in New York City, paddled solo across the English Channel and climbed
Mt. Kilimanjaro—the tallest peak in Africa. He’s also the assistant
commissioner of New York State’s Commission for the Blind and Visually
Handicapped, and is himself, legally blind.
Crowley shared his accomplishments and several inspirational and funny stories with students recently as a guest speaker at Watervliet Junior/Senior High School’s grade 7 orientation.
Accompanied by his service dog— a short-haired collie named Fonzie—Crowley spoke to members of the Class of 2019 about perseverance and change. Crowley, who was diagnosed with optic atrophy at a young age, has never let his condition stand in the way of his goals, nor has it impeded his adventurous nature.
Crowley told students that when he was 5 years old, his ophthalmologist and his pediatrician both advised his parents not to buy him a bicycle. On his 7th birthday, his parents bought him a bike, which he learned to ride—a few bumps and bruises notwithstanding. “My parents never sheltered me because of my disability,” he said.
Crowley also spoke about spending hours in his yard with a supply of wiffle balls and a bat teaching himself to hit the ball, which he eventually became quite good at. He shared a story with the students about a time in fifth grade when he was playing ball with friends, and a player on the opposing team told the pitcher not worry about Crowley hitting the ball because he couldn’t see.
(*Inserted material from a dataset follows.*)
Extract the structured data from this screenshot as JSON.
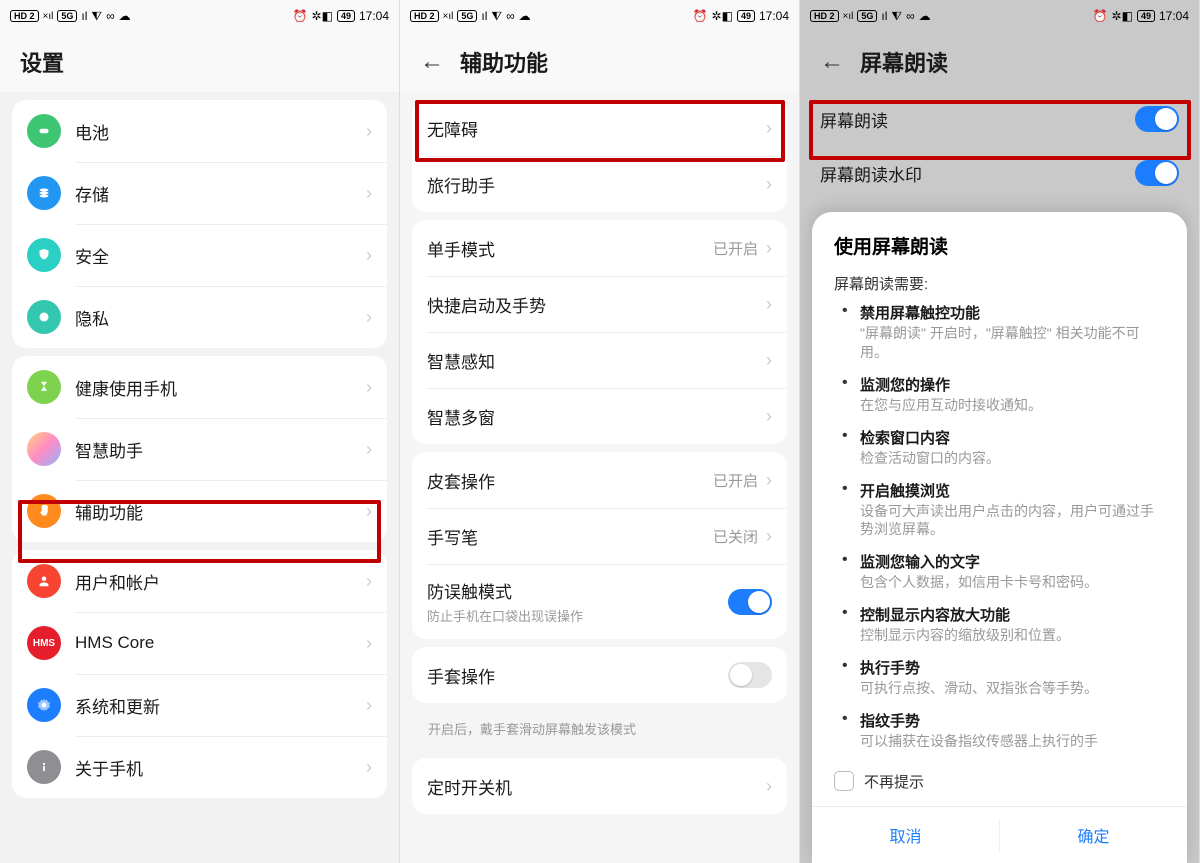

But Crowley proceeded to rip the ball right over the kid’s head, just as his friends and teammates had predicted.
“Surround yourself with positive people because negative people will only drag you down,” Crowley told the seventh-graders. “Focus on what’s important to you and be sure to set goals for yourself.”
Four-day orientation prepares students for move to grade 7
The 42 incoming seventh-graders who
participated in orientation also practiced skills development such as
learning to take notes, preparing for tests and learned tips for
The students also focused on building social skills such as learning to make positive choices and dealing with peer pressure concerning risky behaviors such as drug and alcohol use, resolving conflicts, and becoming better citizens.
The students also participated in project-based activities to help them become more familiar with working in teams, practicing leadership and developing higher-level thinking skills.